President Putin told more than 3,000 delegates from 54 African states including heads of states, ministers and business leaders that there’s need to double the trade volumes between the two trading blocs in the few years to come.
“Russia-Africa trade more than doubled over the past five years and exceeded… $20 billion. Is that a lot or a little? A colleague of ours said this is a good figure,” he said. “I cannot agree with this. I think it is way too little.”
Out of this, Putin said, Egypt accounts for $7.7 billion amidst the fact that Russia has many potential partners in Africa.
He revealed that Russia is among the top ten suppliers of food to the African market. “We are now exporting more agricultural products than weapons to the markets of third countries,” he said.
“Weapons account for $15 billion of our exports, whereas agricultural products are nearing $25 billion in sales.
Putin also pledged to support African countries to achieve their development agenda without political or any form of interference in areas of infrastructural development, nuclear energy, manufacturing, agriculture, extraction, technology, health among others.
The Russian president also held bilateral meetings with heads of states of various African countries including Uganda’s President, Yoweri Museveni, South Africa’s Cyril Ramaphosa, Namibia’s Hage Gottfried Geingob, and Ethiopia’s Abiy Ahmed.
Egyptian President Abdel-Fattah El-Sisi, who holds the rotating presidency of the 55-nation African Union, urged regional and international funding bodies to back development efforts in the continent by offering special terms and powerful incentives to projects and development programs.

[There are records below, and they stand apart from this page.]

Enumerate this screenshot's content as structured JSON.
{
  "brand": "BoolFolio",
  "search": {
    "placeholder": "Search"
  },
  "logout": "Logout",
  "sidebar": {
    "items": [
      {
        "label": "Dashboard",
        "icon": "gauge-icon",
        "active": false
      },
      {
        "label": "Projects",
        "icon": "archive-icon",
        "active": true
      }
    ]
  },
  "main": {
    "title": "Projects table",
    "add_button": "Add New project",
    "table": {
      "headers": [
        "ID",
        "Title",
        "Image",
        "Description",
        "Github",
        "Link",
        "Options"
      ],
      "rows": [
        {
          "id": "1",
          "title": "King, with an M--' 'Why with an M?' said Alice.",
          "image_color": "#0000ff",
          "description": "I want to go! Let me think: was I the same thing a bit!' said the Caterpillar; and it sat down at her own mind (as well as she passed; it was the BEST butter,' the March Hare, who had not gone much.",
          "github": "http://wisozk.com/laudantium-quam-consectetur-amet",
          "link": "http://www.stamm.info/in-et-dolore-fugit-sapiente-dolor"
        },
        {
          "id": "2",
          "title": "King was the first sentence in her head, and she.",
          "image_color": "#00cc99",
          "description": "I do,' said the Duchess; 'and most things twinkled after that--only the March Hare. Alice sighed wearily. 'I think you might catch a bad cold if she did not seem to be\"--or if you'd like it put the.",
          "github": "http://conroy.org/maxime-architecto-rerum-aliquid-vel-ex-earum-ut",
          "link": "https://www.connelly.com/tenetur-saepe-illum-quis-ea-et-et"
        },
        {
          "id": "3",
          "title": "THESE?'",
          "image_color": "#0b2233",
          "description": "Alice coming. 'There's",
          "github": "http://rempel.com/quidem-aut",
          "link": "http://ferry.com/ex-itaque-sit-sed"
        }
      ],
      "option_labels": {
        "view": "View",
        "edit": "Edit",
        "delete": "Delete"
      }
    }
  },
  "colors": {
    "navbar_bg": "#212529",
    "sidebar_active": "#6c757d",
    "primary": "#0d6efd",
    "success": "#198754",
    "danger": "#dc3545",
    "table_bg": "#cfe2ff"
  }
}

“(However) the partnership should be on the principal of mutual interests and protection of African property to ensure sustainable development,” he said, adding that African states need to work to improve business climate and promote private-public partnership in the region, and unite to achieve peace, stability, economic growth and development for its people.
He said African countries are putting infrastructure development and promoting economic integration at the forefront of joint cooperation and that there’s also need to boost its human resource to cope with the changing global employment trends.
This development comes as US, China, EU and Japan intensifies their efforts to grab a share of Africa’s trade volume. China, Japan, India, have all hosted African heads of state in the past two years to boost their trade.
On the other hand, EU and US are currently in intense negotiations with various African regional blocs on how to open up trade between them.
Some of Russia’s companies that have made inroads in Africa include; Gazprom, Lukoil, Rostec and Rosatom, with most of their operations in Uganda, Algeria, Angola, Egypt and Nigeria.
The construction of the Russian Industrial Zone in Egypt is nearing completion and will accommodate more than 20 Russian companies.
Russia has also been re-establishing links with Angola and Botswana, where Alrosa, the Russian giant, mines diamonds.
The Middle East nation also has interests in Zimbabwe, Sierra Leone, Ethiopia, Morocco, Democratic Republic of Congo, Sudan, and the Central African Republic.